When You Eat Too Much Broccoli, This Is What Happens

For years, it has been known that in order to live a healthier lifestyle, one would need to incorporate not only exercise and fruits, but also a good dose of vegetables. Anything from asparagus to carrots to broccoli, the USDA advocates that eating vegetables offers a myriad of benefits to human bodies and can even help lower the risk of people developing chronic diseases like diabetes and cardiovascular disease, to name a few. WebMD notes that veggies provide the body with a whole party of nutrients like fiber, vitamin A, and vitamin C. The publication points out that things like carrots can help with one's vision, too (talk about insightful information). Eating more vegetables can even help people with improved bowel movements, due to the increase of dietary fiber.

But what happens when you eat too much of a good thing? Can too much broccoli be a bad thing for people to eat? Health Digest would suggest that you proceed with caution.

Eating broccoli in excess could be harmful to the body
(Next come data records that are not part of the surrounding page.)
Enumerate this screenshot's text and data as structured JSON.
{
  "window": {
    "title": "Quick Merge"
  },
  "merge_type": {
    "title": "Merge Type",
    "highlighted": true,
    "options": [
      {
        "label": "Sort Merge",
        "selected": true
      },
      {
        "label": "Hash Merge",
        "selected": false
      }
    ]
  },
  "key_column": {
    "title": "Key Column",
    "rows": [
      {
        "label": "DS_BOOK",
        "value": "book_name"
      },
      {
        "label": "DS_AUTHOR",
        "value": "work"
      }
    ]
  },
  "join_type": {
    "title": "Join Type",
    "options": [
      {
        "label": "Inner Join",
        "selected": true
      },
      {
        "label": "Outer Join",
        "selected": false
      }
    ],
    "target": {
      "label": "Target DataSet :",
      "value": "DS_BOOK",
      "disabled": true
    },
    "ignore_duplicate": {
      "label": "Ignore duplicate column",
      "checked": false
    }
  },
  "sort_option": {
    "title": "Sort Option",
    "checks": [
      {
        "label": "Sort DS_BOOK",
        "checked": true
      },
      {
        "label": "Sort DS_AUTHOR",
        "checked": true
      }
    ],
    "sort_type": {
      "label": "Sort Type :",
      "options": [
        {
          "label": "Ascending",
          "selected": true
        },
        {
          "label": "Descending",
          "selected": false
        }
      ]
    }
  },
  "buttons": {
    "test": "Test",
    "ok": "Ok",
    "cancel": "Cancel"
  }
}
So if veggies are so healthy, how can broccoli be bad? According to Health Digest, cruciferous vegetables — which include things like broccoli, arugula, cauliflower, and kale (to name a few) — are known to be extremely healthy. But along with all the nutrients like fiber, folate, and vitamins, they also carry something known as goitrogens, the Kresser Institute reports. What are goitrogens, and how exactly are they bad for you?

The institute explains that goitrogens (or goiter) affect the thyroid gland by making it swell up and prevent it from being able to absorb the necessary amounts of iodine it needs. Why is that bad? Health Digest notes that when the thyroid gland doesn't get enough iodine, it can not create the necessary compounds it needs to help the body's metabolism function properly.

Fortunately for all of us, the Kresser Institute reports that there is a simple solution for this. All one would need to do is cook their broccoli properly, and the levels of goitrogens found in the veggie will decrease — by about two-thirds if steaming, and about 90 percent if boiling.